“We as a city need more places for our kids to play and grow up in a safe environment,” he wrote. “The Tennis House location would be a great place to continue that tradition.”

Kristin Kozlowski, who lives just a block away from the Tennis House on Calvin Road, voiced her concerns in an email to city officials. She wrote that she and her family know most of their neighbors and enjoy this quiet, peaceful area where they can safely walk and bike.

“A multifamily dwelling is completely inappropriate for this location,” she wrote. “It would take away from the charm of neighborhoods that bring many families, including ourselves, to the Farms. It would significantly increase traffic to the area, which would be a huge concern for our young family, as well as the hundreds of schoolchildren who walk and bike from this area to Brownell and Kerby (Elementary School) each day.”

Kozlowski pointed out that because Grosse Pointe public schools don’t offer bus transportation, the safety of young pedestrians is of particular concern.

As of the May 9 meeting, Farquhar said the city had gotten about 20 written comments about the possible development. He said concerns expressed by residents included worries about traffic flow and congestion, property values, property mix, structural and property density, and Grosse Pointe history, among others.

“We respect them all and we hear them all,” Farquhar said.

City Councilman Louis Theros said any proposed development goes through a particular process before the council votes.

“There’s been as many proposals that have failed as have succeeded,” he told residents. “We’re guided by our ordinances and by what the people want (us) to do.”

Theros said residents will be notified about upcoming public meetings on the proposal, as is required. Farquhar said the city could suggest changes to any proposal submitted by the developer.

“Your concerns are our concerns,” Waldmeir said to residents.
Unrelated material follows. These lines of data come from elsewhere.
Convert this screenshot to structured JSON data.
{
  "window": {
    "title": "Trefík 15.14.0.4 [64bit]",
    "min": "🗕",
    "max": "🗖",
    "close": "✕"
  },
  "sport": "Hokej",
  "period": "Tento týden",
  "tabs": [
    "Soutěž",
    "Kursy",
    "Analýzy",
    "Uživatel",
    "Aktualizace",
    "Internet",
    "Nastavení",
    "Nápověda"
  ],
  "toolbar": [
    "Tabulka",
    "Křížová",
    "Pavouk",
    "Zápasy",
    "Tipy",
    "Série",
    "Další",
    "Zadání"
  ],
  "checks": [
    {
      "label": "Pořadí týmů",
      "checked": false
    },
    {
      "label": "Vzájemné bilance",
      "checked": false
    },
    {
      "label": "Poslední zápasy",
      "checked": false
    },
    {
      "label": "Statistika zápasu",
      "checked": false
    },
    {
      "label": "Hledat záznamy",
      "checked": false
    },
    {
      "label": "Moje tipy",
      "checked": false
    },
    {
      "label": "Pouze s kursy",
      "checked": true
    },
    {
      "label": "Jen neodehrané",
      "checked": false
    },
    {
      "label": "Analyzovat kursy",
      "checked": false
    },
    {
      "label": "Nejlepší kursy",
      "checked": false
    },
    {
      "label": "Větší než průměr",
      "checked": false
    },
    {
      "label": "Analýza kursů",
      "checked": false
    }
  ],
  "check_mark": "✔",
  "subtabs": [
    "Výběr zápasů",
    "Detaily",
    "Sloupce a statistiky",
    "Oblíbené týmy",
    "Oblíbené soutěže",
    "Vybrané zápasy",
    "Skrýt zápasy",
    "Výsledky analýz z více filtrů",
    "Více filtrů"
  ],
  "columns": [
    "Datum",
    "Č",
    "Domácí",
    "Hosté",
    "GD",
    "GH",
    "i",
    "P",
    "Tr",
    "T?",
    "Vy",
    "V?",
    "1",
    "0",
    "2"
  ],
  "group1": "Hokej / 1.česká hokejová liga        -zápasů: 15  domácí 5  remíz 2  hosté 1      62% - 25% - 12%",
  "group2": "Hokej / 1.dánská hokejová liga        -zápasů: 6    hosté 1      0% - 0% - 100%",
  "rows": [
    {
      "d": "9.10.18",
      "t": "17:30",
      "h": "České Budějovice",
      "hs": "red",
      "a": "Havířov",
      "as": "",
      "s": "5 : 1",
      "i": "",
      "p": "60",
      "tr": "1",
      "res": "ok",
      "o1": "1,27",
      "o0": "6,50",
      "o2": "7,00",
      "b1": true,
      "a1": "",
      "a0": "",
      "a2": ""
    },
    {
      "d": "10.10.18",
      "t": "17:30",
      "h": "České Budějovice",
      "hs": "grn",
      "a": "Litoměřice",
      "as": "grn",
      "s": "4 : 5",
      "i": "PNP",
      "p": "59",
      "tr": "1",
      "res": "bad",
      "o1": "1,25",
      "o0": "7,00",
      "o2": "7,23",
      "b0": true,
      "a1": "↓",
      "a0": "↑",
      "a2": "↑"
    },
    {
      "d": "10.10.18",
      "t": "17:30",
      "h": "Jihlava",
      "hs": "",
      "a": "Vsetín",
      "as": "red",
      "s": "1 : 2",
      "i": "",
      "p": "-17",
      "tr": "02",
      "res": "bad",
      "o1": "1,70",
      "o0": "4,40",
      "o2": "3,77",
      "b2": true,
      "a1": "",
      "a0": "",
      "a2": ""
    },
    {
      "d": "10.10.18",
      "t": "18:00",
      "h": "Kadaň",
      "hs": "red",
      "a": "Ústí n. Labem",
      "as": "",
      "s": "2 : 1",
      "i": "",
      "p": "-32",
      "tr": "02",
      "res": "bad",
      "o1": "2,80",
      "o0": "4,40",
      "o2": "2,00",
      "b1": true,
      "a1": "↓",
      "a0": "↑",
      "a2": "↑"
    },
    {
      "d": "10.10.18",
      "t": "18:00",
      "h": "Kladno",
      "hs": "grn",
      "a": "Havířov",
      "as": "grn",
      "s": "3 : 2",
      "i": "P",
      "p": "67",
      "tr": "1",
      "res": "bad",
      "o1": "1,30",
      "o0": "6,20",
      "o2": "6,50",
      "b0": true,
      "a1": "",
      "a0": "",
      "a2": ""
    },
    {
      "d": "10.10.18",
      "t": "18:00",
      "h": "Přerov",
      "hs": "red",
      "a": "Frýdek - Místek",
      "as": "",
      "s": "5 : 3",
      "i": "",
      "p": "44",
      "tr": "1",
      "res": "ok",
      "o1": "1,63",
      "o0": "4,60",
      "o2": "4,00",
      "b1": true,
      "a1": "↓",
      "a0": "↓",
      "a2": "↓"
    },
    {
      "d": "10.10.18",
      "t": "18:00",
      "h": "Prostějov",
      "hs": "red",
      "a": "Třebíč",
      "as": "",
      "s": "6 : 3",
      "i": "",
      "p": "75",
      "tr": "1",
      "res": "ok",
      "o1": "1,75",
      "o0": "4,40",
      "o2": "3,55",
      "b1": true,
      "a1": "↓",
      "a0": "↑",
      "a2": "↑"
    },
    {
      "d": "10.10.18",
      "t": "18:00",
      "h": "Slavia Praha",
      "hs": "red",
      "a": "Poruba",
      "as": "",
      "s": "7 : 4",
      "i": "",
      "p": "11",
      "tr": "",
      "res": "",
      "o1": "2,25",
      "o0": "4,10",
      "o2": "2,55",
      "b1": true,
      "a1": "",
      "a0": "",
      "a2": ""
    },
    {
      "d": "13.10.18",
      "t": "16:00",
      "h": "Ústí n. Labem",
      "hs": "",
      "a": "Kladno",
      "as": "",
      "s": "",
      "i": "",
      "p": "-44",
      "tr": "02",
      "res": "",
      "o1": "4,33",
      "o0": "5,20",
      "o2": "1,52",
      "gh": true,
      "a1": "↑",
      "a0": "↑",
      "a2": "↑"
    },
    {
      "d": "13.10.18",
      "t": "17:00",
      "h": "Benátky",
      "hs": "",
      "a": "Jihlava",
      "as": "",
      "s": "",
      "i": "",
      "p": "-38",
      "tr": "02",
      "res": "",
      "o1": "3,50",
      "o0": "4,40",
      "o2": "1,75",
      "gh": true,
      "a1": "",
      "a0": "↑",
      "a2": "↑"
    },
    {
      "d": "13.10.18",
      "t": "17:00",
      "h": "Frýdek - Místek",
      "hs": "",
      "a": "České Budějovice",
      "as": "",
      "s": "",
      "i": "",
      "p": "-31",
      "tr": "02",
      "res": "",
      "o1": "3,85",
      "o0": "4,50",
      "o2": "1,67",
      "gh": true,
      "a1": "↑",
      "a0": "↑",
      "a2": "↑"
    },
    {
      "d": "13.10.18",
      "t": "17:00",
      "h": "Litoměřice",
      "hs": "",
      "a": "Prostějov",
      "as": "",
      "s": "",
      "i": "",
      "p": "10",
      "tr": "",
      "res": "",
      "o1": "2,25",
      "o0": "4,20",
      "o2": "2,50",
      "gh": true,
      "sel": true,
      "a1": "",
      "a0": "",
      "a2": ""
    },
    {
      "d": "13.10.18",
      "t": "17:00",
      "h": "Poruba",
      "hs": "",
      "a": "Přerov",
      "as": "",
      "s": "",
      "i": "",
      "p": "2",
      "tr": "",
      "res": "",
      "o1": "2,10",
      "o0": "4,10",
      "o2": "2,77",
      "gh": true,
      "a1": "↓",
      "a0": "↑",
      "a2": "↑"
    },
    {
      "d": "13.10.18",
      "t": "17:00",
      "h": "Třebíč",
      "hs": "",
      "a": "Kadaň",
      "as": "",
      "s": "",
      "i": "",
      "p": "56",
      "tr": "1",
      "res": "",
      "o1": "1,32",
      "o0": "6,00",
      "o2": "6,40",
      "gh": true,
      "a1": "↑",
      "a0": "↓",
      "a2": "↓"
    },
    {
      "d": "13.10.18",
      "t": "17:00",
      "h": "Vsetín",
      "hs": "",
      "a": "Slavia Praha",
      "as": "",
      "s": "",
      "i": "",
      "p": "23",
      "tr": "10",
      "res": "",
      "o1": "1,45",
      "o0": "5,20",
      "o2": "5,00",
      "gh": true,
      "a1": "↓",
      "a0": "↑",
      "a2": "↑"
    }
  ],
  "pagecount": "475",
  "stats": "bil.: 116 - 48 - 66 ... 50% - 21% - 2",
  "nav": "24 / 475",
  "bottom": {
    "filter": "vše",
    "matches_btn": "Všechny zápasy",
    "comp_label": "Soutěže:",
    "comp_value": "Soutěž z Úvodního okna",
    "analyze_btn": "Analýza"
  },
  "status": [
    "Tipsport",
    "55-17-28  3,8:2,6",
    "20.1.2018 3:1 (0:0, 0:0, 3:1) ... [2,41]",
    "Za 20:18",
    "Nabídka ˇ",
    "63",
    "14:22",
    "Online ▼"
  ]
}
The Farms City Council voted unanimously May 9 in favor of setting a public hearing on the proposal for July 11. For future council agendas or more information, visit the city’s website at www.grossepointefarms.org.